The new cast members are all greatly played. Ridley, Boyega, & Isaac are all intensely likable in their roles, and Driver, despite criticisms from many, makes Kylo Ren an incredibly interesting character coming to grips with his power and legacy he is trying to live up to. Serkis is only given a few scenes as Snoke, but he ably commands the screen. A particular favorite of mine is Nyong’o as Maz Kanata; in a few short scenes, she provides humor and fun, but also, she reminds audiences that there is a larger tale being told here. I hope to see her in sequels. Gleeson and Christie were underwhelming to me, but it is due to them having less importance than I anticipated they would. Maybe their roles will be expanded in later films, but here, it just isn’t much. Leia (Carrie Fisher) returns as a General now, and her leadership will likely be invaluable in The Last Jedi; still, here, it amounts to just a few lines. With most of the gang back together from the older films, including Peter Mayhew and Anthony Daniels (with the exception of Luke (Mark Hamill), who gets the most powerful scene of the film, in my opinion), this does feel like the beginning of a torch being passed down to a new set of heroes and villains. I am fully on-board with that, and I look forward to the tales that will be told as a result of this film.

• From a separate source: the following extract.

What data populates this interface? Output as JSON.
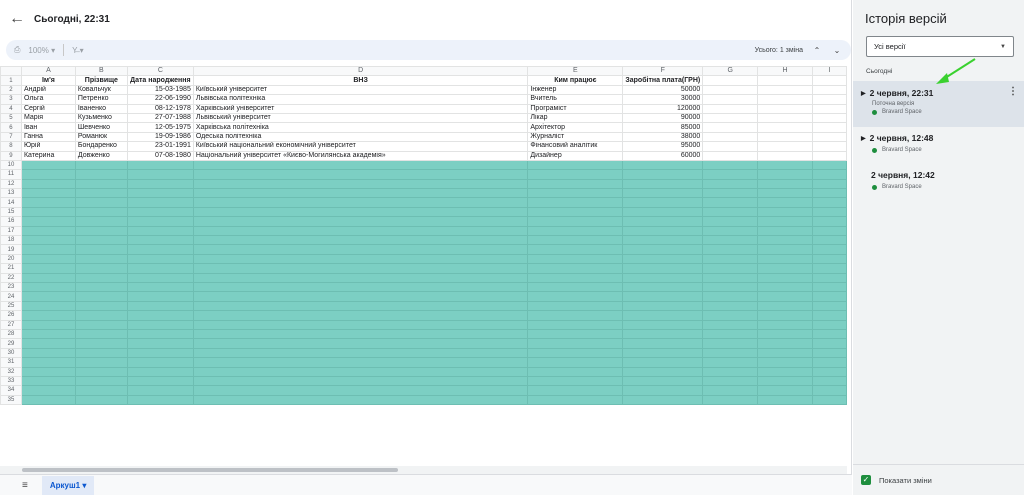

Content-wise, with the exception of some mild cursing that felt unneeded, this is a film I say families should have no problem seeing. While boys have always gravitated towards the tales, now with Rey as a lead, my daughter is completely engaged in this saga and can’t wait to follow it further. That’s a powerful thing for the films moving forward and a huge positive for many little girls out there looking for entertainment. There are parallels one can make between the inner struggles with power and doing what is right that Christians will inevitably make here, but all in all, I think this film is just a fun time at the movies. No harm is in that.
All in all, this is a film that is a fun “remix”, if you will, of what we love about Star Wars. It’s an investor’s dream in that it doubles down on what works and safely doesn’t reinvent the wheel. That may cause many to hate it, but you can’t please everyone. It was a fun time for me, and in the countless times I’ve already rewatched it, it’s remained fun for me. I recommend watching it, for the simple reason that it is a launchpad for more of my favorite film series to flourish and continue for years to come. Nostalgia continues, because now, the Star Wars saga does as well. Word is that its sequel, directed by Rian Johnson, is going to be incredible, and I can’t wait to review it soon and let you know my thoughts of it. May the Force be with you all, and thanks for reading!
SCORE: 8.5 (out of 10)